In our panel data analysis we estimated a fixed effects linear probability model (LPM) instead of a fixed effects logit regression because our sample size was quite small (600 individuals) and the fixed effects logit decreased our number of observations hugely (to less than 200 at times), while our LPM kept much more observations. Likewise, our logit wouldn't converge as we had to include region indicators and very few people moved such that we had issues of small numbers in cells in logit. Is there a stronger way to explain/justify this, or a preference for linear probability models over logits more generally in panel data with fixed effects? We completed our analysis in Stata.
FE logit requires the idiosyncratic errors to be IID across $i$ and $t$, quite a strong assumption. Also the regressors should be strictly exogenous, but it's the same for linear FE models. In your application, the fact that FE logit wouldn't converge will make a good argument against FE logit, and will satisfy some referees but not all.
An important drawback (or perhaps more like a "feature") of FE logit is that partial effects (e.g., average partial effects) are not obtainable. This is because the partial effects rely on $\alpha_i$ (fixed effects), which can't be estimated by FE logit.
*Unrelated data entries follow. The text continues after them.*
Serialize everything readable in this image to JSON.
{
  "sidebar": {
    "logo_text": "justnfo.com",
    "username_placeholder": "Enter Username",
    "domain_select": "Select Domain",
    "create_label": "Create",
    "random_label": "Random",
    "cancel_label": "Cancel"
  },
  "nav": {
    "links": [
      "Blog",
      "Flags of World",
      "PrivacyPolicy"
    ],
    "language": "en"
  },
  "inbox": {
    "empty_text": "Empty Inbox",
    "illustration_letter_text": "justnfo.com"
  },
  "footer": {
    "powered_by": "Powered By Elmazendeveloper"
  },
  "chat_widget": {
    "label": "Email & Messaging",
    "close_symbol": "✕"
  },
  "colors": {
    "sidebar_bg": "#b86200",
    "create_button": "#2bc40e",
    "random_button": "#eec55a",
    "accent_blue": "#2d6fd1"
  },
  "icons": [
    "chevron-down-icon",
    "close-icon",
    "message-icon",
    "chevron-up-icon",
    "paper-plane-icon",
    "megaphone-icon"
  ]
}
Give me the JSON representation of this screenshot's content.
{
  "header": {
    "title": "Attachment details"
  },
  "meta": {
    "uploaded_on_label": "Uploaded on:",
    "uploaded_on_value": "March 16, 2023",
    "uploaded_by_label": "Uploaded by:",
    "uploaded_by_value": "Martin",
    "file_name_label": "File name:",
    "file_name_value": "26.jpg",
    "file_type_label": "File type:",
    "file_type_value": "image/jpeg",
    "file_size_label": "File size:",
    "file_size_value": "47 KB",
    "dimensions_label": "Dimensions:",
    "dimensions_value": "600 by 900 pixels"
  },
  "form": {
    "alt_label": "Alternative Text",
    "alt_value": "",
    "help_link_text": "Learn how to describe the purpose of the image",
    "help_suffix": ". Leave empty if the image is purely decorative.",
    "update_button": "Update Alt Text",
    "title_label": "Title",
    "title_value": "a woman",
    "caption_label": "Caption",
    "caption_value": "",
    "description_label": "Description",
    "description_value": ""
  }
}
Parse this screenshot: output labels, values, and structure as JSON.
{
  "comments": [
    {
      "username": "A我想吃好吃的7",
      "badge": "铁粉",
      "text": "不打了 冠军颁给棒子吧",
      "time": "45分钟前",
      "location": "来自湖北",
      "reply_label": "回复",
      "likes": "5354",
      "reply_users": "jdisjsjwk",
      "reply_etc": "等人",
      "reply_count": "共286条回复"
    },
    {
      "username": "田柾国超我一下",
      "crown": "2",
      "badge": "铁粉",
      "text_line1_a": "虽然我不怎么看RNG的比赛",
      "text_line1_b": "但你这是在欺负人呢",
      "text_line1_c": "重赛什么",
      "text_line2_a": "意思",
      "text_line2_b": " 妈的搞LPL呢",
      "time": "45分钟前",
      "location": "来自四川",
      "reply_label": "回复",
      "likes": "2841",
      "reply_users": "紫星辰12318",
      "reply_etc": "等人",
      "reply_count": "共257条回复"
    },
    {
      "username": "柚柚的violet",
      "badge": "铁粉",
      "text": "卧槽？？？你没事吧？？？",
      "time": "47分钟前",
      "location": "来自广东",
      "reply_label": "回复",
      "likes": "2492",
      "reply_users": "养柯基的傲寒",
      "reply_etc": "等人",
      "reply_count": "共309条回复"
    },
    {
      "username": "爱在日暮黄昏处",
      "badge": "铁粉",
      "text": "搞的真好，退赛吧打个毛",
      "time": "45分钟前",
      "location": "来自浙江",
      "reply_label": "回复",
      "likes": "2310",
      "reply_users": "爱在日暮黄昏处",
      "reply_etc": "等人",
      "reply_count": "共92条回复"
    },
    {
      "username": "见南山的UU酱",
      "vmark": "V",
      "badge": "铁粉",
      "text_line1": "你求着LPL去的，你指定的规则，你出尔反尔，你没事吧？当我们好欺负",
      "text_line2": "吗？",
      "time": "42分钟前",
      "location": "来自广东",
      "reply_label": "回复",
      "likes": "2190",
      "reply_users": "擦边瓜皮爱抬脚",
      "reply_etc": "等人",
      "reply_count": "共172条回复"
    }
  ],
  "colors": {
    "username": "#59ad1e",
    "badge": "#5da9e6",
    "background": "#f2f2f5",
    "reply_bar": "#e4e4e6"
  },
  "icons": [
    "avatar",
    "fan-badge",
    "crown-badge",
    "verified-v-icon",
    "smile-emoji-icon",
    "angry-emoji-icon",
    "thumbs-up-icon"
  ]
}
If you are willing, and I strongly recommend it, please consider Correlated Random Effects (CRE) probit or logit models, where time-invariant unobservable heterogeneity correlated with $X$ is accounted for by the Chamberlain-Mundlak device. The CRE probit (see section 5 of the link) is also known as Chamberlain's random effects probit, and are very popular (certainly more popular in application than FE logit). You can get average partial effects for CRE probit models.